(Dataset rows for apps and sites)
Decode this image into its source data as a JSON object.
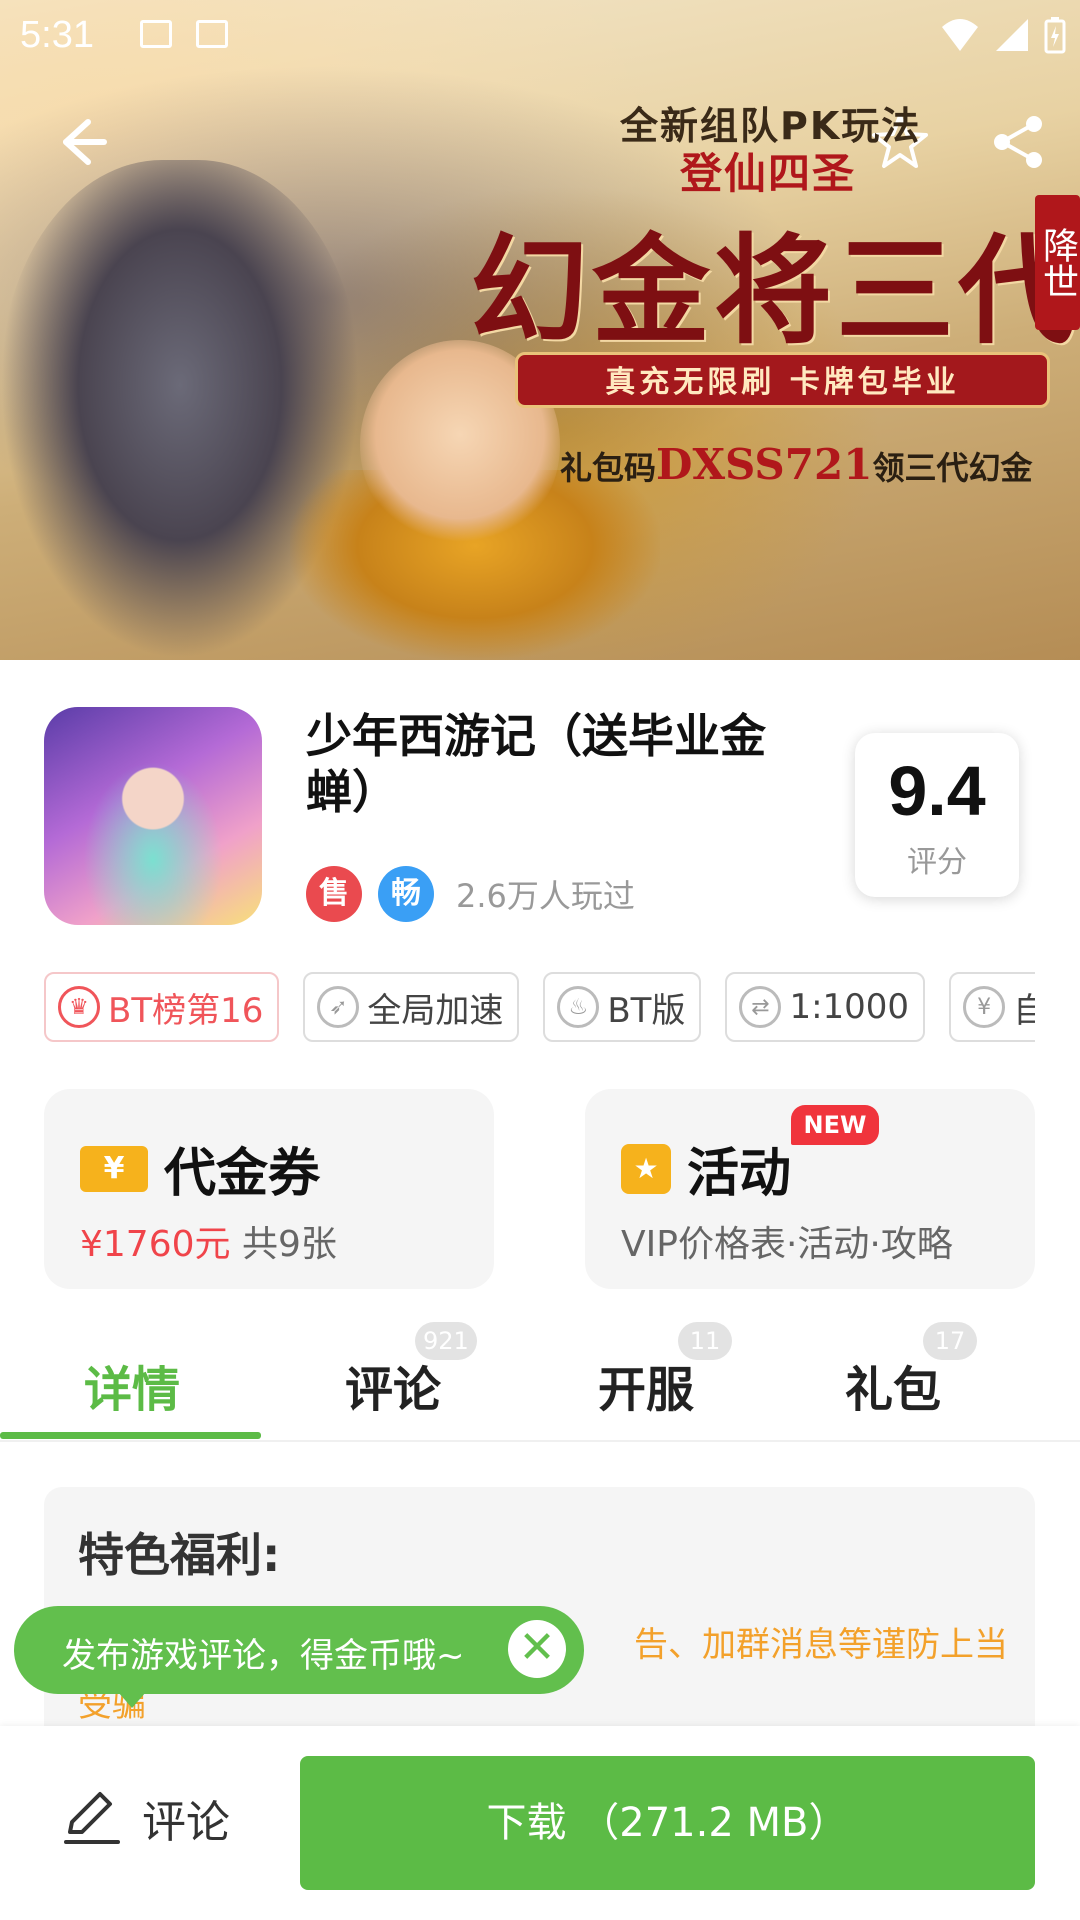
{
  "status_bar": {
    "time": "5:31"
  },
  "banner": {
    "line1": "全新组队PK玩法",
    "line2": "登仙四圣",
    "title": "幻金将三代",
    "badge": "降世",
    "ribbon": "真充无限刷 卡牌包毕业",
    "code_prefix": "礼包码",
    "code": "DXSS721",
    "code_suffix": "领三代幻金"
  },
  "app": {
    "name": "少年西游记（送毕业金蝉）",
    "badge_sale": "售",
    "badge_smooth": "畅",
    "played": "2.6万人玩过",
    "score": "9.4",
    "score_label": "评分"
  },
  "chips": [
    {
      "label": "BT榜第16",
      "icon": "trophy-icon",
      "highlight": true
    },
    {
      "label": "全局加速",
      "icon": "rocket-icon",
      "highlight": false
    },
    {
      "label": "BT版",
      "icon": "flame-icon",
      "highlight": false
    },
    {
      "label": "1:1000",
      "icon": "exchange-icon",
      "highlight": false
    },
    {
      "label": "自",
      "icon": "yen-icon",
      "highlight": false
    }
  ],
  "cards": {
    "coupon": {
      "title": "代金券",
      "icon_glyph": "¥",
      "amount": "¥1760元",
      "count": "共9张"
    },
    "activity": {
      "title": "活动",
      "badge": "NEW",
      "subtitle": "VIP价格表·活动·攻略"
    }
  },
  "tabs": [
    {
      "label": "详情",
      "count": null,
      "active": true
    },
    {
      "label": "评论",
      "count": "921",
      "active": false
    },
    {
      "label": "开服",
      "count": "11",
      "active": false
    },
    {
      "label": "礼包",
      "count": "17",
      "active": false
    }
  ],
  "detail": {
    "heading": "特色福利:",
    "warning": "告、加群消息等谨防上当受骗"
  },
  "toast": {
    "text": "发布游戏评论，得金币哦~",
    "close": "✕"
  },
  "bottom": {
    "comment_label": "评论",
    "download_label": "下载 （271.2 MB）"
  },
  "colors": {
    "accent": "#5cbb46",
    "red": "#f0444a",
    "warning": "#f3a12b"
  }
}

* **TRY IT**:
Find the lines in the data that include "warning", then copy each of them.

* **RESULT FOR THIS EXERCISE**:
    "warning": "告、加群消息等谨防上当受骗"
    "warning": "#f3a12b"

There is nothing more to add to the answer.